Segment Start: Recorded data
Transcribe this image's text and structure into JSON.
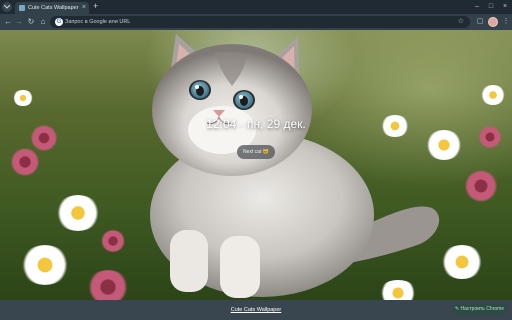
{
  "browser": {
    "tab": {
      "title": "Cute Cats Wallpaper",
      "close_icon": "×"
    },
    "new_tab_icon": "+",
    "window_controls": {
      "minimize": "–",
      "maximize": "□",
      "close": "×"
    },
    "toolbar": {
      "back": "←",
      "forward": "→",
      "reload": "↻",
      "home": "⌂",
      "omnibox_placeholder": "Запрос в Google или URL",
      "google_icon_letter": "G",
      "bookmark_icon": "☆",
      "extensions_icon": "▢",
      "menu_icon": "⋮"
    }
  },
  "wallpaper": {
    "clock": "12:04 · пн, 29 дек.",
    "next_button": {
      "label": "Next cat",
      "emoji": "🐱"
    }
  },
  "footer": {
    "credit": "Cute Cats Wallpaper",
    "customize_label": "Настроить Chrome",
    "customize_icon": "✎"
  },
  "colors": {
    "tabstrip": "#1f2a33",
    "toolbar": "#33414b",
    "footer": "#3a464f",
    "accent_customize": "#a8e0c8"
  }
}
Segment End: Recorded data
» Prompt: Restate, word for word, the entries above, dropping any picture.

» Solution to this problem:
Transcribe this image's text and structure into JSON.
{
  "browser": {
    "tab": {
      "title": "Cute Cats Wallpaper",
      "close_icon": "×"
    },
    "new_tab_icon": "+",
    "window_controls": {
      "minimize": "–",
      "maximize": "□",
      "close": "×"
    },
    "toolbar": {
      "back": "←",
      "forward": "→",
      "reload": "↻",
      "home": "⌂",
      "omnibox_placeholder": "Запрос в Google или URL",
      "google_icon_letter": "G",
      "bookmark_icon": "☆",
      "extensions_icon": "▢",
      "menu_icon": "⋮"
    }
  },
  "wallpaper": {
    "clock": "12:04 · пн, 29 дек.",
    "next_button": {
      "label": "Next cat",
      "emoji": "🐱"
    }
  },
  "footer": {
    "credit": "Cute Cats Wallpaper",
    "customize_label": "Настроить Chrome",
    "customize_icon": "✎"
  },
  "colors": {
    "tabstrip": "#1f2a33",
    "toolbar": "#33414b",
    "footer": "#3a464f",
    "accent_customize": "#a8e0c8"
  }
}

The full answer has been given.